My little grey Honda C50 taught me to ride a two-wheeled motorised thingy, taught me to explore the architecture of tiny country churches all over Yorkshire and taught me to look after (simple) things mechanical. It was a vital part of my university education, and (indirectly) turned me on to two profoundly influential books by the amazing Robert M. Pirsig – Zen and the Art of Motorcycle Maintenance (1974) and then Lila: An Inquiry into Morals (1991). It’s only with hindsight that I realise how much of an impact these books and this mindset had on my whole way of thinking, as well as on my style of writing.

Top Gear seal of approval

The PC-averse motoring connoisseurs from Top Gear classic have echoed my sentiments. The baleful glare of Top Gear scathing attention can kill or bless any automotive product, but the Honda Cub just blissfully sailed through it all. James May rode a Honda Cub all the way up through Vietnam, with a marble statue on the carrier. And I’m pretty sure I also remember Richard Hammond toughness-testing one, with the multiple misdeeds involving fuelling it on used deep-frying oil from a fish’n’chip shop.

Even the redoubtable petrolhead Jay Leno is a big fan – see his video about the Honda Cub here.

Next-generation oomph

Six decades on, the Honda Cub/Super Cub isn’t dead. There’s a 2019 model, and in 2018 Honda got the Thailand-based motorcycle shop K-Speed to craft this delectable customised version.

K-Speed Super Cub to mark 60th production year

The pressed steel monocoque chassis and the engine below the central spine. This makes it a bit difficult to modify, but that hasn’t stopped custom builders from tweaking this design icon in all directions – some tasteful and low-key, others bordering on the insane. Honda Cub customisers have their own YouTube channels like this and Pinterest sites like this – no less wacky, skilled and imaginative than any of the big-league horsepower honchos.

Honda Super Cub kitted out by K-speed and Storm Aeropart

Heritage mining candidate
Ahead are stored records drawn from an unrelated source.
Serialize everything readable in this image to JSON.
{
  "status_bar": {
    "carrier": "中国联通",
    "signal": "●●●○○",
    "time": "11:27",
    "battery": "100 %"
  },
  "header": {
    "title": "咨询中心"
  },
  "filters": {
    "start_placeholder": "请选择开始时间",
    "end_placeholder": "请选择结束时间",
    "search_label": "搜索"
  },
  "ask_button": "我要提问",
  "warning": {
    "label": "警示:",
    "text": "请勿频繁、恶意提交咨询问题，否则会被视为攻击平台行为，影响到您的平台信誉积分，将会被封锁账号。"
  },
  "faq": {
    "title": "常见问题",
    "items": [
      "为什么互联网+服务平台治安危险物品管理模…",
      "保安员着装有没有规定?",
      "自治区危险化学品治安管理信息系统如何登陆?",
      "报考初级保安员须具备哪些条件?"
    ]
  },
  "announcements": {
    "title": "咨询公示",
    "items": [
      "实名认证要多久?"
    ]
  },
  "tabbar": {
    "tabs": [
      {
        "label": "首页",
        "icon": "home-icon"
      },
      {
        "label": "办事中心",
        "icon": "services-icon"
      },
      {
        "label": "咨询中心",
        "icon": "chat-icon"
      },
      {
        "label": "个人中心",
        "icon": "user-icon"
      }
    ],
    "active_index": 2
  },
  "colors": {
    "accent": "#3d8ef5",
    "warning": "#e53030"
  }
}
Over the years, engine capacity has ranged from 49 to 124 cc., so a Cub is never going to rip your arms out of their sockets. But what the Cub lacks in performance, it makes up for in style as well as utility. The Honda Cub was never a snarling technology monster or torque triumphator. It’s sedate, safe and almost sassy in its timelessness. It lasts for ages and its tiny engine uses hardly any fuel, so in terms of overall environmental impact you might even argue that it’s just as responsible as new electro-transport solutions. In fact, Shanghai Customs has developed the eCub 2, by combining the classic Super Cub chassis with an all-electric drive train, providing an ideal personal transport solution for Chinese cities.

Whatever the Cub may lack in performance, it more than makes up for it in quirky kudos and timeless style. Not for nothing does Thai Honda market these redoubtable machines as “Forever retro“. In a modern world of low-impact personalised transportation, couldn’t it be a good candidate for the kind of heritage mining that has revived the gorgeousness of the E-Type Jag, Aston Martins, Jensen Interceptors (in the UK) and Singer Porsches in the US? Sign me up …



External info
and for seriously serious Honda Cub geeks .... https://www.pinterest.dk/pin/271271577538130677/